*Record extracts*:
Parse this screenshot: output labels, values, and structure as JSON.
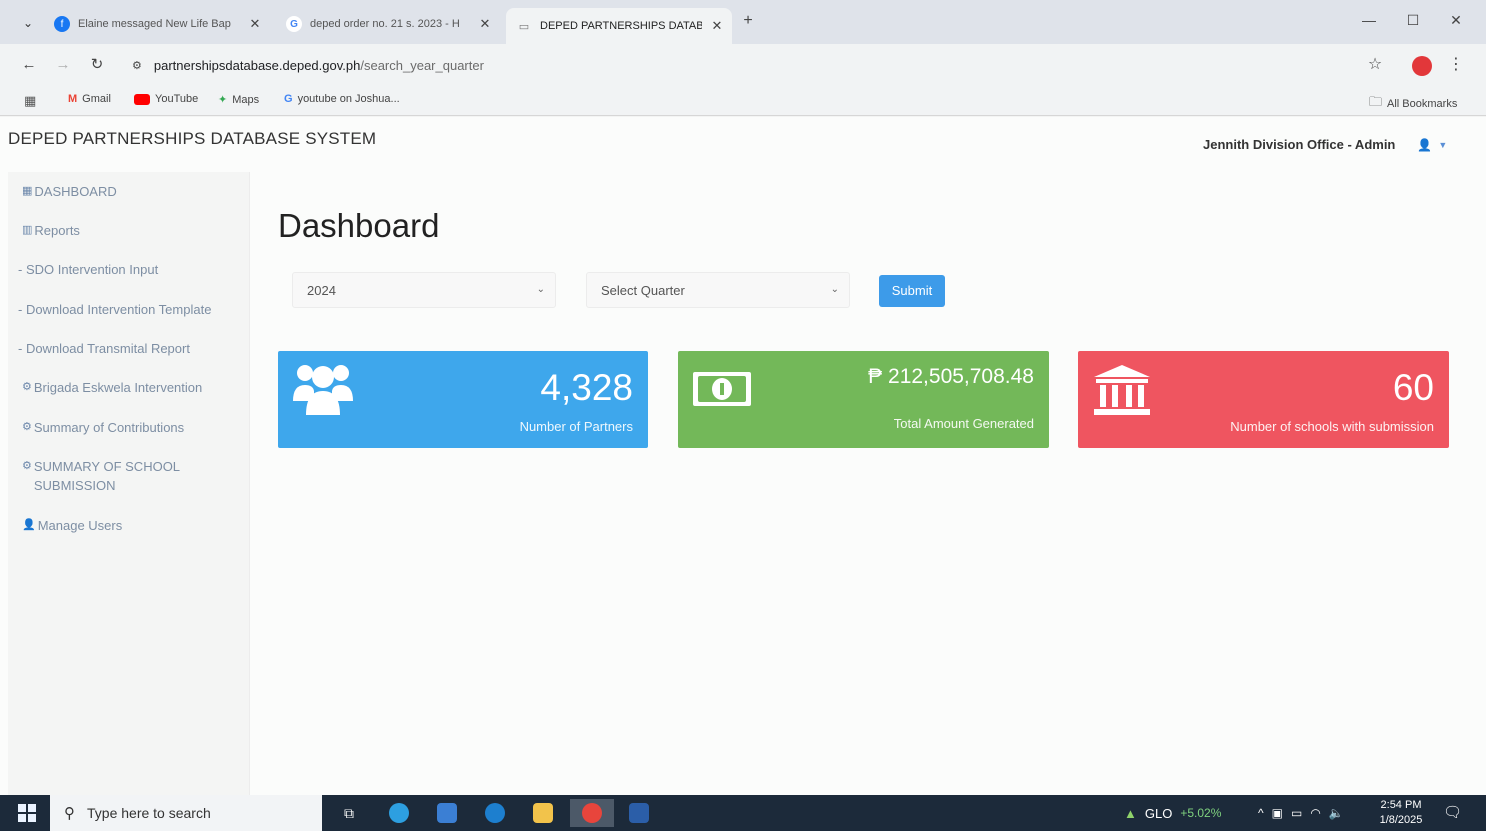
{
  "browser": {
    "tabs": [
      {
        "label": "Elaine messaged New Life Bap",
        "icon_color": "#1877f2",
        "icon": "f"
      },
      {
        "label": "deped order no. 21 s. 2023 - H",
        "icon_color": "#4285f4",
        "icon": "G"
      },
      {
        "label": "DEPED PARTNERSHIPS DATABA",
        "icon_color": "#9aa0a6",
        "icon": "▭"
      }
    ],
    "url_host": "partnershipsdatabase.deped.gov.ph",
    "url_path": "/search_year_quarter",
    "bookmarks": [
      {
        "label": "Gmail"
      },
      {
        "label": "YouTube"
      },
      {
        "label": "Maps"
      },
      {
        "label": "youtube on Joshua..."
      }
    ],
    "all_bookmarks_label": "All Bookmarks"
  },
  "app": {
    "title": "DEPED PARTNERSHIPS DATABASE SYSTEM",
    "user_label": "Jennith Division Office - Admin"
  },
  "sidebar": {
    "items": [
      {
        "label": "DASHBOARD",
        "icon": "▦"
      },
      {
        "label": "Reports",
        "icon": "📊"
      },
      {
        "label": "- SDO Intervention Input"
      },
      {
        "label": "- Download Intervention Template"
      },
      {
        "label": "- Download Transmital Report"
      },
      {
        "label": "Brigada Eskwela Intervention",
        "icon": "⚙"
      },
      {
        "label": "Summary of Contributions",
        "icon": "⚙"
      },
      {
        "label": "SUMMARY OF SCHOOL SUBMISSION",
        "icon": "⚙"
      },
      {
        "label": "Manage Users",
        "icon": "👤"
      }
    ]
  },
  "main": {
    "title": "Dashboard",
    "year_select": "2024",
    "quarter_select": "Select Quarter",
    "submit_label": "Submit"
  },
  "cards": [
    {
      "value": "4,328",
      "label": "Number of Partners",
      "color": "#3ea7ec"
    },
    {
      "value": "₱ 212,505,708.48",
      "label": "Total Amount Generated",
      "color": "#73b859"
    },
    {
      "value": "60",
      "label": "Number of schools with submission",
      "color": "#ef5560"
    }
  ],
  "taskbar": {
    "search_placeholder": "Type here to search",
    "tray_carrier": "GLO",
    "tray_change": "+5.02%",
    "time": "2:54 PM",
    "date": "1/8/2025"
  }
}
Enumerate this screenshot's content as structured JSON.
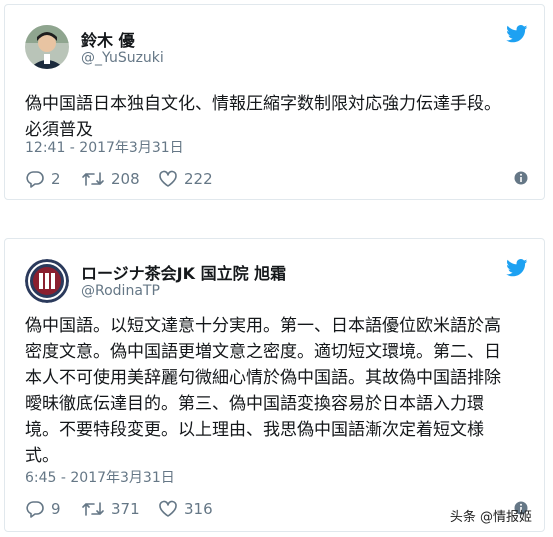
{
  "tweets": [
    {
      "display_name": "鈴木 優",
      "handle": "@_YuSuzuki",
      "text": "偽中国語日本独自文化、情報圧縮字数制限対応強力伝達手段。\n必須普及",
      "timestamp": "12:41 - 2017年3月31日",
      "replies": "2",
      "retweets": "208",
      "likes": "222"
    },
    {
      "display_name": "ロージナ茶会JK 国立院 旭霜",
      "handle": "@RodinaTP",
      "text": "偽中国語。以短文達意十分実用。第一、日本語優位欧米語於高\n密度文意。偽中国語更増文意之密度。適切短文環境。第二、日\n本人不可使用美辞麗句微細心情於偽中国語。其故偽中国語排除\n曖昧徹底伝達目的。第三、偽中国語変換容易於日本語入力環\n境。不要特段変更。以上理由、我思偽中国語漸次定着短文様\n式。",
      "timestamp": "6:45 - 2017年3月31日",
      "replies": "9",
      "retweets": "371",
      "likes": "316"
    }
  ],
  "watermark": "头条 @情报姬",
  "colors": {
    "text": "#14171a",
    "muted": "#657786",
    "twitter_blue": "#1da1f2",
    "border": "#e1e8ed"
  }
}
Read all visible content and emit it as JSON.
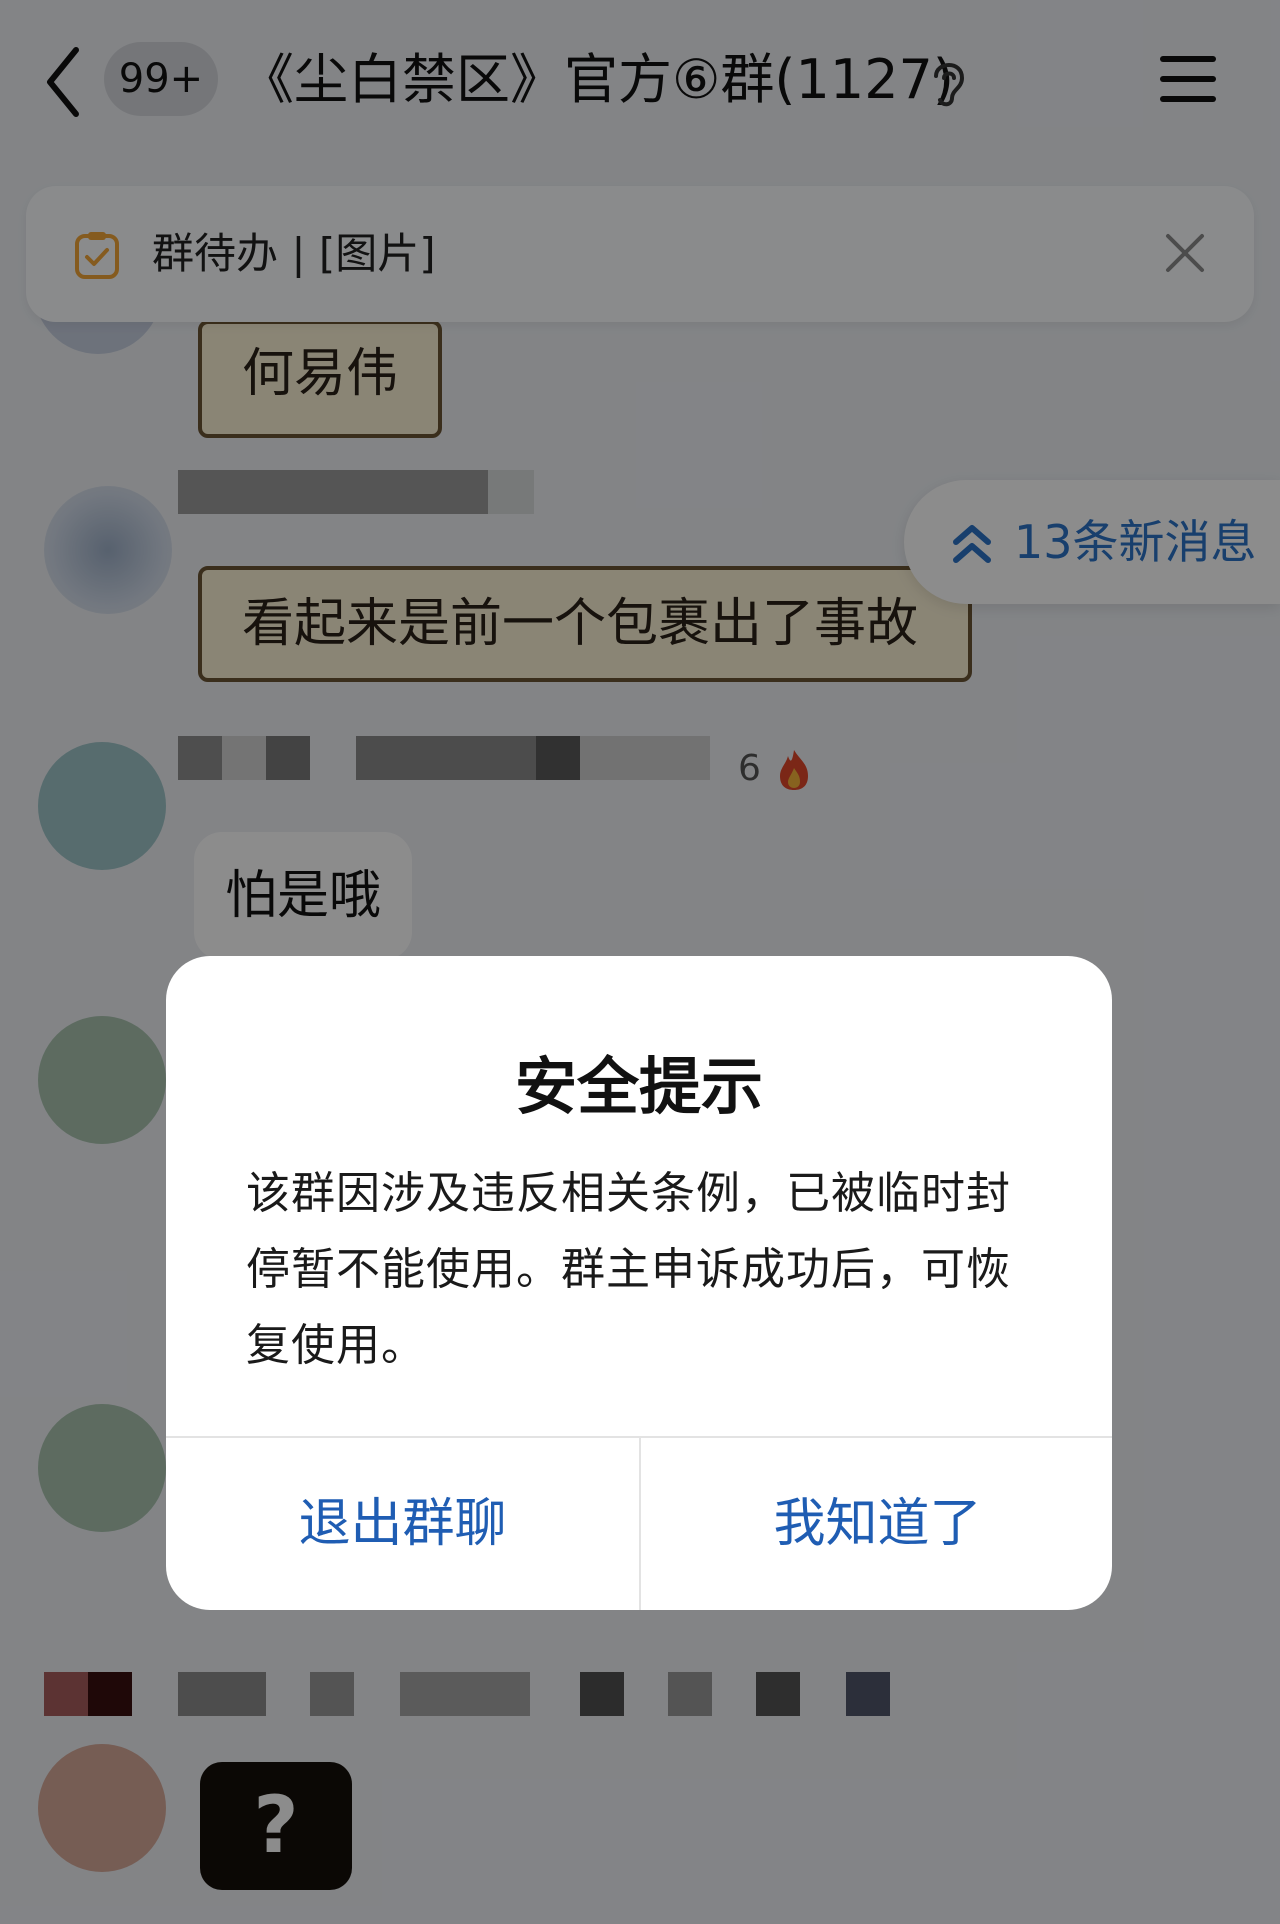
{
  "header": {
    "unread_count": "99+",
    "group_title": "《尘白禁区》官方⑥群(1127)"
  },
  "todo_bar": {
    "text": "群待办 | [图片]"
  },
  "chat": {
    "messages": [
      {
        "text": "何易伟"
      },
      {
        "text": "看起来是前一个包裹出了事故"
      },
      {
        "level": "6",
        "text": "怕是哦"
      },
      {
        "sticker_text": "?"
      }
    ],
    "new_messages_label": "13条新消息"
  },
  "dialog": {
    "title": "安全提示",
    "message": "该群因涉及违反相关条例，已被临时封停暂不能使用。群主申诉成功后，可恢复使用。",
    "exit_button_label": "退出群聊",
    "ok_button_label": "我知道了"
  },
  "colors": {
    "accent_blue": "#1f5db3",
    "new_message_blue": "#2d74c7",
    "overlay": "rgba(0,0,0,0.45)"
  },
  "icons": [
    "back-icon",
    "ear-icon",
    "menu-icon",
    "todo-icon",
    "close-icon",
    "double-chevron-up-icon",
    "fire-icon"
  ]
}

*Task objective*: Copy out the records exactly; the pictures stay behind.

*Exercise result*:
Parse this screenshot: output labels, values, and structure as JSON.
{
  "browser": {
    "tabs": [
      {
        "label": "Elaine messaged New Life Bap",
        "icon_color": "#1877f2",
        "icon": "f"
      },
      {
        "label": "deped order no. 21 s. 2023 - H",
        "icon_color": "#4285f4",
        "icon": "G"
      },
      {
        "label": "DEPED PARTNERSHIPS DATABA",
        "icon_color": "#9aa0a6",
        "icon": "▭"
      }
    ],
    "url_host": "partnershipsdatabase.deped.gov.ph",
    "url_path": "/search_year_quarter",
    "bookmarks": [
      {
        "label": "Gmail"
      },
      {
        "label": "YouTube"
      },
      {
        "label": "Maps"
      },
      {
        "label": "youtube on Joshua..."
      }
    ],
    "all_bookmarks_label": "All Bookmarks"
  },
  "app": {
    "title": "DEPED PARTNERSHIPS DATABASE SYSTEM",
    "user_label": "Jennith Division Office - Admin"
  },
  "sidebar": {
    "items": [
      {
        "label": "DASHBOARD",
        "icon": "▦"
      },
      {
        "label": "Reports",
        "icon": "📊"
      },
      {
        "label": "- SDO Intervention Input"
      },
      {
        "label": "- Download Intervention Template"
      },
      {
        "label": "- Download Transmital Report"
      },
      {
        "label": "Brigada Eskwela Intervention",
        "icon": "⚙"
      },
      {
        "label": "Summary of Contributions",
        "icon": "⚙"
      },
      {
        "label": "SUMMARY OF SCHOOL SUBMISSION",
        "icon": "⚙"
      },
      {
        "label": "Manage Users",
        "icon": "👤"
      }
    ]
  },
  "main": {
    "title": "Dashboard",
    "year_select": "2024",
    "quarter_select": "Select Quarter",
    "submit_label": "Submit"
  },
  "cards": [
    {
      "value": "4,328",
      "label": "Number of Partners",
      "color": "#3ea7ec"
    },
    {
      "value": "₱ 212,505,708.48",
      "label": "Total Amount Generated",
      "color": "#73b859"
    },
    {
      "value": "60",
      "label": "Number of schools with submission",
      "color": "#ef5560"
    }
  ],
  "taskbar": {
    "search_placeholder": "Type here to search",
    "tray_carrier": "GLO",
    "tray_change": "+5.02%",
    "time": "2:54 PM",
    "date": "1/8/2025"
  }
}
Enumerate this screenshot's content as structured JSON.
{
  "tweets": [
    {
      "display_name": "鈴木 優",
      "handle": "@_YuSuzuki",
      "text": "偽中国語日本独自文化、情報圧縮字数制限対応強力伝達手段。\n必須普及",
      "timestamp": "12:41 - 2017年3月31日",
      "replies": "2",
      "retweets": "208",
      "likes": "222"
    },
    {
      "display_name": "ロージナ茶会JK 国立院 旭霜",
      "handle": "@RodinaTP",
      "text": "偽中国語。以短文達意十分実用。第一、日本語優位欧米語於高\n密度文意。偽中国語更増文意之密度。適切短文環境。第二、日\n本人不可使用美辞麗句微細心情於偽中国語。其故偽中国語排除\n曖昧徹底伝達目的。第三、偽中国語変換容易於日本語入力環\n境。不要特段変更。以上理由、我思偽中国語漸次定着短文様\n式。",
      "timestamp": "6:45 - 2017年3月31日",
      "replies": "9",
      "retweets": "371",
      "likes": "316"
    }
  ],
  "watermark": "头条 @情报姬",
  "colors": {
    "text": "#14171a",
    "muted": "#657786",
    "twitter_blue": "#1da1f2",
    "border": "#e1e8ed"
  }
}
Read all visible content and emit it as JSON.
{
  "header": {
    "unread_count": "99+",
    "group_title": "《尘白禁区》官方⑥群(1127)"
  },
  "todo_bar": {
    "text": "群待办 | [图片]"
  },
  "chat": {
    "messages": [
      {
        "text": "何易伟"
      },
      {
        "text": "看起来是前一个包裹出了事故"
      },
      {
        "level": "6",
        "text": "怕是哦"
      },
      {
        "sticker_text": "?"
      }
    ],
    "new_messages_label": "13条新消息"
  },
  "dialog": {
    "title": "安全提示",
    "message": "该群因涉及违反相关条例，已被临时封停暂不能使用。群主申诉成功后，可恢复使用。",
    "exit_button_label": "退出群聊",
    "ok_button_label": "我知道了"
  },
  "colors": {
    "accent_blue": "#1f5db3",
    "new_message_blue": "#2d74c7",
    "overlay": "rgba(0,0,0,0.45)"
  },
  "icons": [
    "back-icon",
    "ear-icon",
    "menu-icon",
    "todo-icon",
    "close-icon",
    "double-chevron-up-icon",
    "fire-icon"
  ]
}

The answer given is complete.